  4. Body scan/focusing on moment: A body scan can be a type of mediation. It's basically closing your eyes and either sitting or laying in a comfortable position. You focus on your breathing, deep breathing, and then draw your attention to your body. Starting from the tips of your toes, focus on the sensations your body is experiencing. Focus on the couch or ground beneath you, the way your lungs expand, and so forth. Do this until you get to the top of your head. It really helps me to focus on the here and now, quite literally.
  5. Yoga/ any form of exercise: It's a proven fact that exercise can reduce stress or help you to better cope with stressors. When it comes to anxiety, it still rings true. I happen to love yoga because it focuses on breathing as well as the body's movements while still getting a challenging work out in.  When I don't feel like doing yoga, I'll go for a walk or do some Pilates, something more physically demanding. It allows me to get out any aggression I may have and really reduces the intensity of my anxiety. 
  6.  Simple self-care: Even though this seems like the most common-sense solution, it is difficult for most to stick to. Things such as getting enough sleep, eating a balanced diet, spending time with loved ones or friends, or even taking some time to relax and do nothing. These simple things can cut down on stress and, in turn, anxiety, because you're taking care of yourself in the most basic of ways. Once you have that sorted out, you can then take care of yourself in more ways. Ways such as meditating or learning a new skill, for instance. 
  7. Seeking professional assistance: If you're unsure about whether or not you have an anxiety disorder, if you think you have an anxiety disorder but don't know what to do, or if you just want to process somethings in your life: seek out professional help. If you're in school or in college, there are often wellness or counseling centers right on campus/school grounds. There's also group therapy if you don't like the idea of one-on-one counseling. If you aren't in school or college, there are infinite resources out there as well. All one needs to do is Google, really. I chose to see a social worker, but you can speak with a: behaviorist, psychologist, psychiatrist, or even your physician. 
What others can do to help:
A lot of people think that anxiety is this made-up-over-dramatic-thing some individuals 'do.' It's not. For those of us who struggle and suffer, we would give anything for it to be some kind of made-up game of make believe. Personally, I can't remember a time in my life where I was anxiety-free. This isn't to say that my life isn't full of fun, love, and happiness; it is. Anxiety is just something that goes along with the package of Dana. It's something I will most likely have the rest of my life, and I'm okay with that because, for the most part, I know how to manage my anxiety in a healthy way.

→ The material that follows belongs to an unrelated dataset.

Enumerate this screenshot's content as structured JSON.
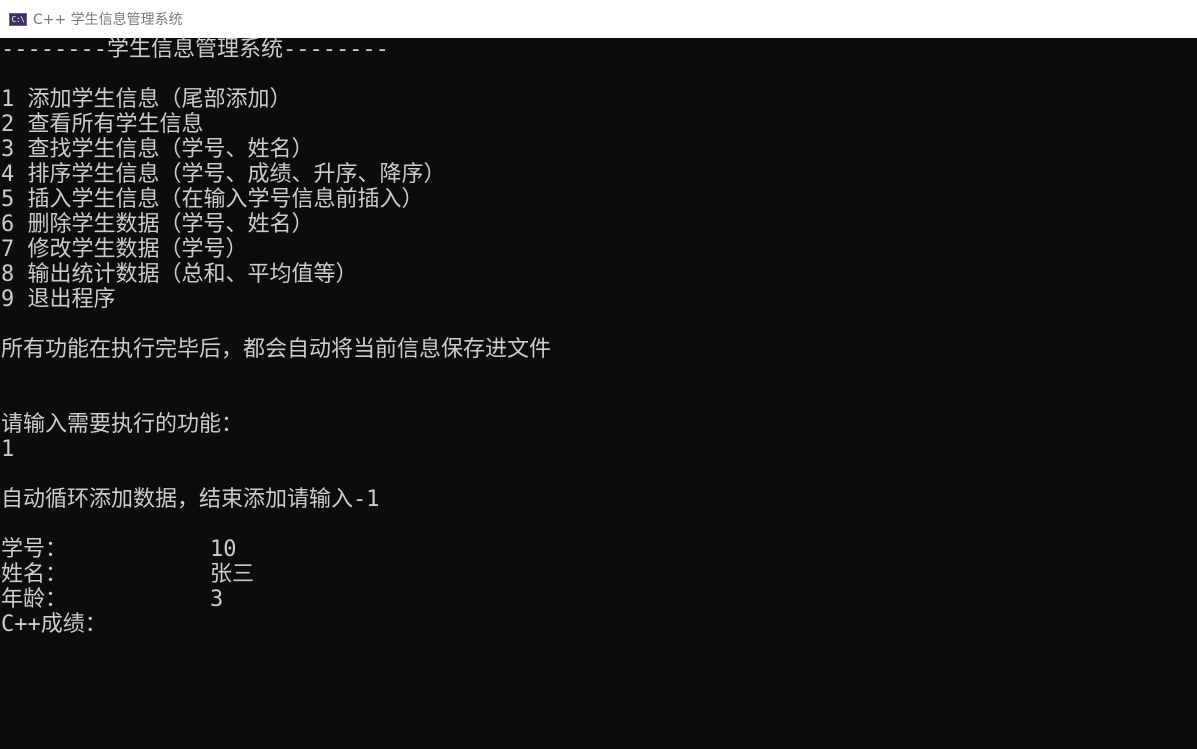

Don't treat people with anxiety any different that someone without anxiety. I can only speak for myself, but I would hate to think that others perceive me differently or think less of me just because of this "thing." Listen to me when I need to vent or cry because it helps, it really does. More that this, let me know you're available for me to talk to you. Don't tell me to "get over it." If it were that simple, anxiety disorders wouldn't even exist.  The thing that helps the most is nonjudgmental, unconditional, and understanding love and support.  There is always hope. Always.

(The main resources for this blog post: own personal/professional experiences as well as WebMD/Mayoclinic)

I hoped this helped someone out there.
Don't forget to breathe,

No comments:

Post a Comment